The perfect place for scientists
Fort Myers then had a population of no more than 200 – ideal for an inventor to focus on. On the banks of the Caloosahatchee River, on pastureland, Edison's winter laboratory was built; Florida's premier research and development center. It became the scene of his last major project.
By the time Edison got to Florida, he had already helped the incandescent light bulb take off with light switches, power plants, and electric meters. He had developed the phonograph, which could record and reproduce sound using a cylinder. Technological advances brought with them completely new possibilities.
"First the pier was built to face the water," says Taylor, who shows tourists around the houses and gardens. "The wooden houses were produced in Fairfield, Maine. There they were completely assembled, then dismantled, shipped to Florida on six steamboats, brought across the pier and finished."
The blue-grey wooden houses have two floors; the ground floor is surrounded by expansive verandas with bright red canopies and tall palm trees. Inside, dignified bourgeois style with dark wooden floors, a grand piano, desks and a large dining room.
Only attended school for a short time
None of this was foreseeable: Born in 1847 as the seventh child of a family in Ohio, Thomas Edison only attended school for a short time. His mother did the rest. First job at twelve: as a train attendant selling sweets and newspapers.

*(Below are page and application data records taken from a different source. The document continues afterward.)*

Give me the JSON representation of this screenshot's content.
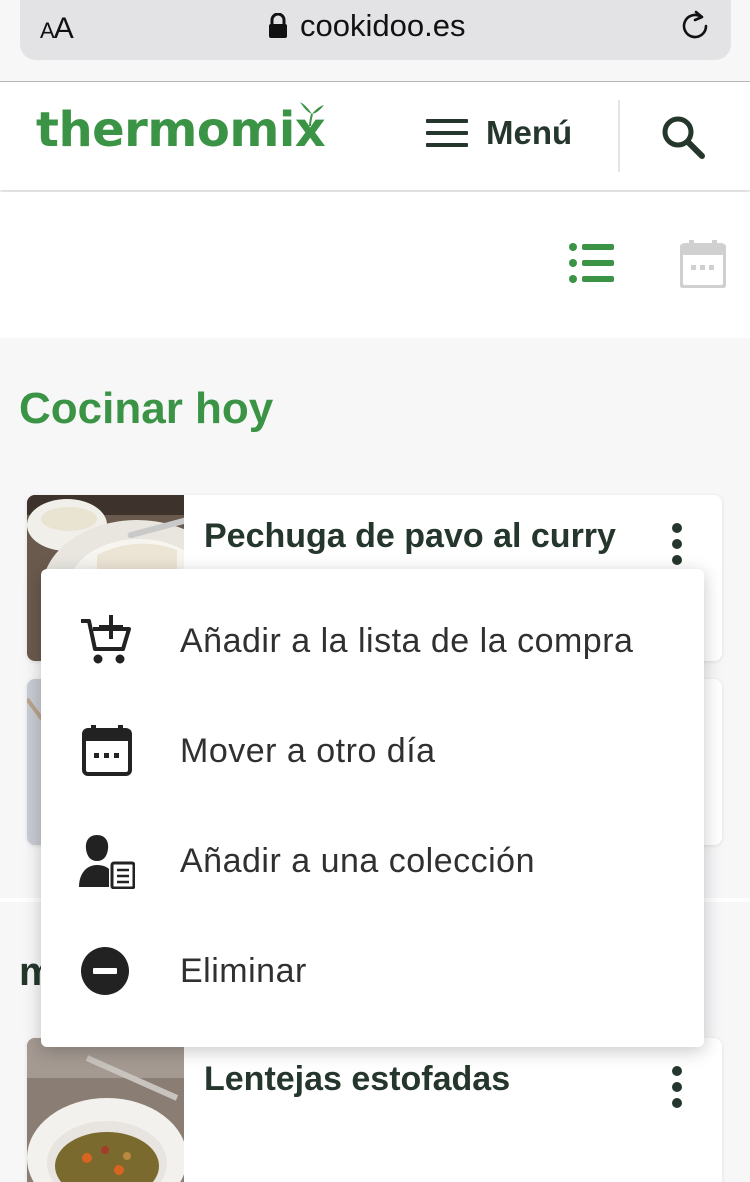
{
  "browser": {
    "aa_label_small": "A",
    "aa_label_big": "A",
    "url": "cookidoo.es",
    "icons": [
      "lock-icon",
      "reload-icon"
    ]
  },
  "header": {
    "logo_text": "thermomix",
    "menu_label": "Menú",
    "icons": [
      "hamburger-icon",
      "search-icon"
    ]
  },
  "view_toggle": {
    "icons": [
      "list-view-icon",
      "calendar-view-icon"
    ],
    "active": "list"
  },
  "sections": {
    "today_title": "Cocinar hoy",
    "next_title_partial": "m"
  },
  "cards": [
    {
      "title": "Pechuga de pavo al curry"
    },
    {
      "title": ""
    },
    {
      "title": "Lentejas estofadas"
    }
  ],
  "context_menu": {
    "items": [
      {
        "label": "Añadir a la lista de la compra",
        "icon": "add-to-cart-icon"
      },
      {
        "label": "Mover a otro día",
        "icon": "calendar-icon"
      },
      {
        "label": "Añadir a una colección",
        "icon": "collection-icon"
      },
      {
        "label": "Eliminar",
        "icon": "remove-icon"
      }
    ]
  },
  "colors": {
    "brand_green": "#3b9445",
    "dark_text": "#25372c",
    "page_bg": "#f7f7f8"
  }
}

It was only his work as a telegraph operator, his understanding of the technology, ideas and contacts with investors that helped him, his companies and research laboratories to rise worldwide.
Tests with thousands of plants

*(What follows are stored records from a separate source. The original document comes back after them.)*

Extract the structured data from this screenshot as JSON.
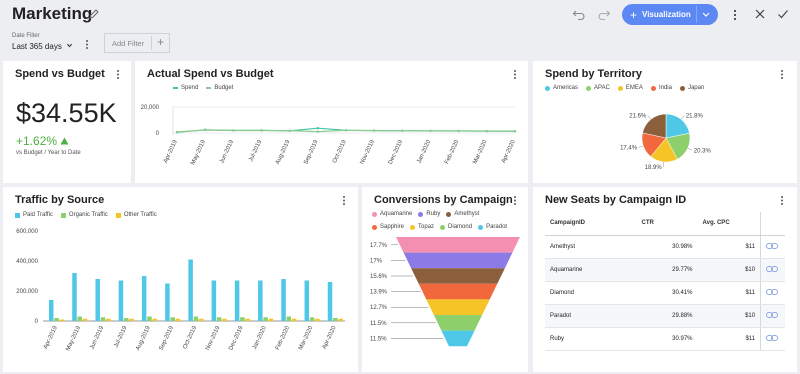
{
  "header": {
    "title": "Marketing",
    "visualization_label": "Visualization"
  },
  "filters": {
    "date_filter_label": "Date Filter",
    "date_filter_value": "Last 365 days",
    "add_filter_label": "Add Filter"
  },
  "colors": {
    "accent": "#5b88f2",
    "kpi_positive": "#4db042",
    "spend_line": "#45c5a6",
    "budget_line": "#8bc98e"
  },
  "kpi_card": {
    "title": "Spend vs Budget",
    "value": "$34.55K",
    "change": "+1.62%",
    "change_icon": "triangle-up-icon",
    "caption": "vs Budget / Year to Date"
  },
  "spend_chart": {
    "title": "Actual Spend vs Budget",
    "chart_data": {
      "type": "line",
      "categories": [
        "Apr-2019",
        "May-2019",
        "Jun-2019",
        "Jul-2019",
        "Aug-2019",
        "Sep-2019",
        "Oct-2019",
        "Nov-2019",
        "Dec-2019",
        "Jan-2020",
        "Feb-2020",
        "Mar-2020",
        "Apr-2020"
      ],
      "series": [
        {
          "name": "Spend",
          "color": "#45c5a6",
          "values": [
            500,
            2500,
            1900,
            2100,
            1600,
            3700,
            2000,
            1800,
            1700,
            1600,
            1500,
            1400,
            1300
          ]
        },
        {
          "name": "Budget",
          "color": "#8bc98e",
          "values": [
            800,
            2300,
            2000,
            1900,
            1800,
            1100,
            2100,
            1900,
            1800,
            1700,
            1600,
            1500,
            1400
          ]
        }
      ],
      "yticks": [
        "20,000",
        "0"
      ],
      "ylim": [
        0,
        20000
      ],
      "grid": true,
      "legend": "top"
    }
  },
  "territory_chart": {
    "title": "Spend by Territory",
    "chart_data": {
      "type": "pie",
      "categories": [
        "Americas",
        "APAC",
        "EMEA",
        "India",
        "Japan"
      ],
      "colors": [
        "#4fc8e8",
        "#8dd06b",
        "#f5c527",
        "#f0683c",
        "#8b5e3c"
      ],
      "values": [
        21.8,
        20.3,
        18.9,
        17.4,
        21.6
      ],
      "labels": [
        "21.8%",
        "20.3%",
        "18.9%",
        "17.4%",
        "21.6%"
      ],
      "legend": "top"
    }
  },
  "traffic_chart": {
    "title": "Traffic by Source",
    "chart_data": {
      "type": "bar",
      "categories": [
        "Apr-2019",
        "May-2019",
        "Jun-2019",
        "Jul-2019",
        "Aug-2019",
        "Sep-2019",
        "Oct-2019",
        "Nov-2019",
        "Dec-2019",
        "Jan-2020",
        "Feb-2020",
        "Mar-2020",
        "Apr-2020"
      ],
      "series": [
        {
          "name": "Paid Traffic",
          "color": "#4fc8e8",
          "values": [
            140000,
            320000,
            280000,
            270000,
            300000,
            250000,
            410000,
            270000,
            270000,
            270000,
            280000,
            270000,
            260000
          ]
        },
        {
          "name": "Organic Traffic",
          "color": "#8dd06b",
          "values": [
            20000,
            30000,
            25000,
            20000,
            30000,
            25000,
            30000,
            25000,
            25000,
            25000,
            30000,
            25000,
            20000
          ]
        },
        {
          "name": "Other Traffic",
          "color": "#f5c527",
          "values": [
            10000,
            15000,
            15000,
            15000,
            15000,
            15000,
            15000,
            15000,
            15000,
            15000,
            15000,
            15000,
            15000
          ]
        }
      ],
      "yticks": [
        "600,000",
        "400,000",
        "200,000",
        "0"
      ],
      "ylim": [
        0,
        600000
      ],
      "legend": "top"
    }
  },
  "conversions_chart": {
    "title": "Conversions by Campaign",
    "chart_data": {
      "type": "funnel",
      "categories": [
        "Aquamarine",
        "Ruby",
        "Amethyst",
        "Sapphire",
        "Topaz",
        "Diamond",
        "Paradot"
      ],
      "colors": [
        "#f48fb1",
        "#8c7ae6",
        "#8b5e3c",
        "#f0683c",
        "#f5c527",
        "#8dd06b",
        "#4fc8e8"
      ],
      "values": [
        17.7,
        17,
        15.6,
        13.9,
        12.7,
        11.5,
        11.5
      ],
      "labels": [
        "17.7%",
        "17%",
        "15.6%",
        "13.9%",
        "12.7%",
        "11.5%",
        "11.5%"
      ],
      "legend": "top"
    }
  },
  "seats_table": {
    "title": "New Seats by Campaign ID",
    "columns": [
      "CampaignID",
      "CTR",
      "Avg. CPC"
    ],
    "rows": [
      {
        "id": "Amethyst",
        "ctr": "30.98%",
        "cpc": "$11"
      },
      {
        "id": "Aquamarine",
        "ctr": "29.77%",
        "cpc": "$10"
      },
      {
        "id": "Diamond",
        "ctr": "30.41%",
        "cpc": "$11"
      },
      {
        "id": "Paradot",
        "ctr": "29.88%",
        "cpc": "$10"
      },
      {
        "id": "Ruby",
        "ctr": "30.97%",
        "cpc": "$11"
      }
    ]
  }
}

There were enough tasks: At the end of the 1920s, for example, there was growing concern in the USA that it was too dependent on rubber imports from abroad. Edison founds the Botanical Research Society. It will be his last project that will challenge the entire family.

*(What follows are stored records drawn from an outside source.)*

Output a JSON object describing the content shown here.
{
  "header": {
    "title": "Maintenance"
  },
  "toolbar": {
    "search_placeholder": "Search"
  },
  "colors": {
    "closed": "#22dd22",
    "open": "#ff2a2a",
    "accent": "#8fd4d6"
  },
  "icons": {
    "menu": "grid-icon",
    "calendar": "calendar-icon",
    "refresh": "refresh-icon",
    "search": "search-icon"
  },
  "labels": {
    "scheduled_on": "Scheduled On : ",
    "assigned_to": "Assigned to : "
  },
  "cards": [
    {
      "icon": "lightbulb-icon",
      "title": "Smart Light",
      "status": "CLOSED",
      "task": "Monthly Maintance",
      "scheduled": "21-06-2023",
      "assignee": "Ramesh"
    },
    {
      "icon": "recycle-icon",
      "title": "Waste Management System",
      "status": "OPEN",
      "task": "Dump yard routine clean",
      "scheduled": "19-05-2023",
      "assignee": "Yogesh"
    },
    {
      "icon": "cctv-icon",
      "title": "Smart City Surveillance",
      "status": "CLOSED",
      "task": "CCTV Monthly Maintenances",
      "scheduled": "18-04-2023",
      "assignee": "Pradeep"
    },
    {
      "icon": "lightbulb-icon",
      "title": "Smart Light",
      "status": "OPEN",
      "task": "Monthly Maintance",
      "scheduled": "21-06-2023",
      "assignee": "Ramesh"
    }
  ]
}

"The Edisons didn't leave Fort Myers until June 1931," says guide Taylor. Because Thomas Edison is pursuing one of his last research tasks: He is looking for a plant for the production of rubber in the USA.
Edison brings 17,000 different plants to Fort Myers to test them. Which one is good for production? Goldenrods seem promising. But in the middle of the research, Edison dies. A few months after his death, the DuPont company launched a competing synthetic product, neoprene.
Edison's research center in Fort Myers is closing forever. Today the labs are an official historic landmark of chemistry in the United States.